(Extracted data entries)
==================================================

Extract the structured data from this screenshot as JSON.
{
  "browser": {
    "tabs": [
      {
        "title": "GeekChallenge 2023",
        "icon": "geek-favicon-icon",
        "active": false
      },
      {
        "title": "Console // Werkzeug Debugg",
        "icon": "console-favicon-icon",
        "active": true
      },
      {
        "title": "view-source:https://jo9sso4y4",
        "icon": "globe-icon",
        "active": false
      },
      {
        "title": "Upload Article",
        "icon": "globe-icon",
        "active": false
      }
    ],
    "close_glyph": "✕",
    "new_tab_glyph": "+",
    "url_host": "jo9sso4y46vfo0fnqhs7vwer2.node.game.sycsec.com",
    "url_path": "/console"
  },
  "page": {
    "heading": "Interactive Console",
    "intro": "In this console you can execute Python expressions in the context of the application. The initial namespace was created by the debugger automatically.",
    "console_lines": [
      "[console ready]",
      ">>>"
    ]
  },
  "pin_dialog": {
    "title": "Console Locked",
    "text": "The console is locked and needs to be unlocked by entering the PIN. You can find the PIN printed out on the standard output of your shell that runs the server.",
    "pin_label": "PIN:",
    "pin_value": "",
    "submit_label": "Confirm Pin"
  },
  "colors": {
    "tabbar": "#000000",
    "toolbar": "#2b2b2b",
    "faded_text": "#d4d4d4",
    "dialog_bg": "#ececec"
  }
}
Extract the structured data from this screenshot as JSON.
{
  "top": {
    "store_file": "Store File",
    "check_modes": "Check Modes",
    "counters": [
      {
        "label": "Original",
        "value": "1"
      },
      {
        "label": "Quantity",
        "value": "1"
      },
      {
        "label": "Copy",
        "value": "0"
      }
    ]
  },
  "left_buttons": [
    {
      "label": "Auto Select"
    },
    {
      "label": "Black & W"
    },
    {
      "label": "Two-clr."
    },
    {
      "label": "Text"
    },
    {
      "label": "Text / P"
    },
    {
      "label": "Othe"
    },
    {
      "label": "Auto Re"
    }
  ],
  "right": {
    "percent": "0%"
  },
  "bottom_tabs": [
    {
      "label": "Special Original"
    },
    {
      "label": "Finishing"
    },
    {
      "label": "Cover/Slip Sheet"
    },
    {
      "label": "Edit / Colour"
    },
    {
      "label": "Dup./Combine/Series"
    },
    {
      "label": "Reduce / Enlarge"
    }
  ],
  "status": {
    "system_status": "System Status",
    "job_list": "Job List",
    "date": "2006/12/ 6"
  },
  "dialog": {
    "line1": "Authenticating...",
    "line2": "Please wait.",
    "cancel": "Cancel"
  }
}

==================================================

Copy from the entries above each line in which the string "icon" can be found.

        "icon": "geek-favicon-icon",
        "icon": "console-favicon-icon",
        "icon": "globe-icon",
        "icon": "globe-icon",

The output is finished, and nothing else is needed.